From the threat of planetary devastation to the collapse of the Bush Doctrine, from the tenuous nonproliferation movement the obstacles to disarmament, the head of the Ploughshares Fund delineates current trends and shows progressives how to organize for a safe, sane nuclear policy.
Cirincione's momentum: "I was assigned nuclear issues in 1985 when I joined the professional staff of the House Armed Services Committee. I was appalled by the waste, irrationality, and planetary threat these weapons represent."
Melissa Bradley-Burns is a Senior Strategist for Green For All. Her primary role is leading the Capital Access Program - working to provide human, social and financial capital to entrepreneurs and businesses in an effort to create, scale and sustain green jobs.
Bradley-Burns currently serves as an Advisor to Renewal 2 Investment Fund and holds board positions with Georgetown University Board of Governors, Green America, the Tides Network and the Tides Foundation. Bradley-Burns holds a Bachelor of Science degree in Finance from Georgetown University and a Master's in Business Administration in Marketing from American University.
Joseph Cirincione is President of Ploughshares Fund, a global security foundation. He has served as Vice President at the Center for American Progress and Director for Nonproliferation at the Carnegie Endowment for International Peace.
He is the author of Bomb Scare: The History and Future of Nuclear Weapons and Deadly Arsenals: Nuclear, Biological and Chemical Threats. He teaches at the graduate School of Foreign Service at Georgetown University. Cirincione worked for nine years in the U.S. House of Representatives on the professional staff of the Committee on Armed Services and the Committee on Government Operations. He is the author of hundreds of articles on nuclear weapons issues, the producer of two DVDs, a frequent commentator in the media, and he appeared in the film, Why We Fight.
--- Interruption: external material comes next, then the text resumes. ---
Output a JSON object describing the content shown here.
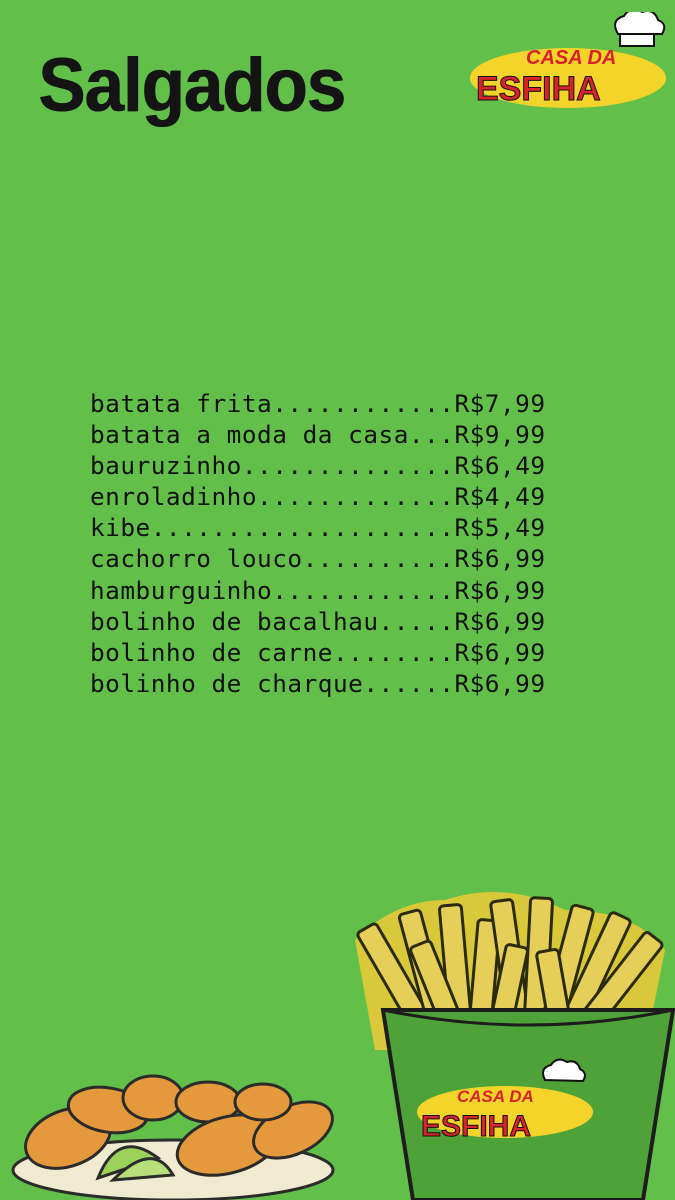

He has held positions at the Henry L. Stimson Center, the U.S. Information Agency, and the Center for Strategic and International Studies. He is a member of the Council on Foreign Relations.